|Abstract:||Terrestrial evapotranspiration (ET) is an important eco-hydrologic process the couples the land surface water and energy budgets, links the water, carbon and nutrient cycle, and represents the largest water consumption from agricultural sector. Although advances have been made in monitoring and simulating terrestrial ET in last decades, there are still challenges in reconciling and cross-validating ET observation and numerical model simulation results. In particular, due to human interferences (such as agricultural irrigation), existing knowledge obtained under natural conditions is inapplicable to intensively managed watersheds. Therefore, there is a pressing need to develop hydrologic theory that depicts watersheds as coupled nature-human systems, and to apply knowledge derived from the complex system to validate and diagnose existing hydrologic observations and models, and explore the inter-connects of hydrologic dynamics across scales.
This dissertation focuses on the ET temporal variability as a signature of watersheds as coupled nature-human systems, since ET variability is driven by the climatic fluctuations and modulated by hydrologic processes such as vegetation, snow dynamics and human water use. Based on general hydrologic laws on land surface water-energy coupling, this dissertation derives an Evapotranspiration Temporal VARiance Decomposition (ETVARD) framework for better understanding of both the climatic and hydrologic controls on ET temporal variability. Utilizing best available hydrologic observations, ETVARD quantifies the contributions from the variances and co-variances of climatic and terrestrial water storage change factors to ET variance at various temporal scale (e.g., monthly, seasonal and annual) for watersheds across a wide spectrum of climatic conditions (from humid to arid) under both natural and managed conditions.
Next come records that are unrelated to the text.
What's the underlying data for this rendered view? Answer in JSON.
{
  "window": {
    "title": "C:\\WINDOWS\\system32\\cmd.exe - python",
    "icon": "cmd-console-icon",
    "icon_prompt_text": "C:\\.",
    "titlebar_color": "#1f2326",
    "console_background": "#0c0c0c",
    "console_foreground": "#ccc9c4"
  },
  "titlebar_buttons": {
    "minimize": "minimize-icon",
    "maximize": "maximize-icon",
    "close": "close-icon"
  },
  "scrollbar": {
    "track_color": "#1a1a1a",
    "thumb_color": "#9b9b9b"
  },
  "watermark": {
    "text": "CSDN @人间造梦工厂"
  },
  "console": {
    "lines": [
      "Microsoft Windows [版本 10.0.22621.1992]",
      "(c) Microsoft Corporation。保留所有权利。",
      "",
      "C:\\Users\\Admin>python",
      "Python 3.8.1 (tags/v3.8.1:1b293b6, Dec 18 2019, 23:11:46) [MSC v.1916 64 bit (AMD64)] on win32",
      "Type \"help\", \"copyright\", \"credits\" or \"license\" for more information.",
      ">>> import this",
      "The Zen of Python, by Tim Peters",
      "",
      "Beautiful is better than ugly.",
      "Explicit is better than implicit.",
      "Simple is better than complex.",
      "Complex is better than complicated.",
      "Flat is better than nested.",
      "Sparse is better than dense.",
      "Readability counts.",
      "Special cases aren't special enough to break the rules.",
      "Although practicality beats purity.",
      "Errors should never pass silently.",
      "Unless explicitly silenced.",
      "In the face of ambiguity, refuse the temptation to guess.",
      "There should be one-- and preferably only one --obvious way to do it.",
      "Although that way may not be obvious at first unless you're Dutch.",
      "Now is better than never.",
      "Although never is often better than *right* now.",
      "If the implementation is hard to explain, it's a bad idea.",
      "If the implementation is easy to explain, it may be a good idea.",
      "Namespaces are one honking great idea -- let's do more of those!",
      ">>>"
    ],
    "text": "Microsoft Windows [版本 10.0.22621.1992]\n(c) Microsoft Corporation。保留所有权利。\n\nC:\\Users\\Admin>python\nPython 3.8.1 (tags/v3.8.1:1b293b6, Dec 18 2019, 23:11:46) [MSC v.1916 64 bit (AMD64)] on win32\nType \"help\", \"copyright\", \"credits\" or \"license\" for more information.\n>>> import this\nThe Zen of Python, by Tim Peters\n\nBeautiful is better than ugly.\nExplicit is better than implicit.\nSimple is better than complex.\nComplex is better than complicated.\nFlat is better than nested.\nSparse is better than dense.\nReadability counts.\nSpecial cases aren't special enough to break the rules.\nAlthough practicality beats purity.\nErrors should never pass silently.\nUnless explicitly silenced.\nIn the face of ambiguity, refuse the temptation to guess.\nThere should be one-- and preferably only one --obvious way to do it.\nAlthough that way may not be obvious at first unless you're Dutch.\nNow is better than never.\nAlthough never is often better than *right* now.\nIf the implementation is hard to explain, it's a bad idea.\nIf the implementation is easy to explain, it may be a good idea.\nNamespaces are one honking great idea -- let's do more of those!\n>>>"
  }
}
As such, we derive hydrologic knowledge from the congruence among theories, observations and models. For multi-variable and multi-source hydroclimatic observations, ETVARD provides an independent diagnosis tool to detect the possible biases and uncertainties in observations and land surface models. Using ETVARD as a benchmark for inter-comparison of observation and models and through five systematically designed experiments, this dissertation identifies the inconsistencies in ET variance estimates among theories, observations and models, assesses the quality of multiple ET products, and provides guidelines to improve land surface model structure in capturing ET variance for the contiguous United States.
In particular, ETVARD identifies the temporal and spatial ET pattern changes due to extensive groundwater-based irrigation through a rea-world case study in the High Plains. The relation between ET and crop yield signatures (i.e., mean and variability) in rain-fed and irrigated crops reflects farmers’ irrigation behavior heterogeneity in the formation of ET patterns, depending on farmers’ preferences between profit-maximization and risk-aversion. In addition, a power-law statistical relationship between ET mean and variability is developed from independent ET observations. While the differences in climate conditions and vegetation structures are reflected by ecosystems’ water use preferences between consumption and variability, these water use preferences cluster on the same a power-law statistical relationship.
The comprehensive assessment on ET variance in this dissertation provides a synthesis from existing theories, observations and simulations towards improved understanding of ET variance at the watershed system level. The knowledge discovered in the dissertation also provides guidelines for conjointly managing the mean and variability of watershed responses to both natural and human driving forces in the context of coupled nature-human systems.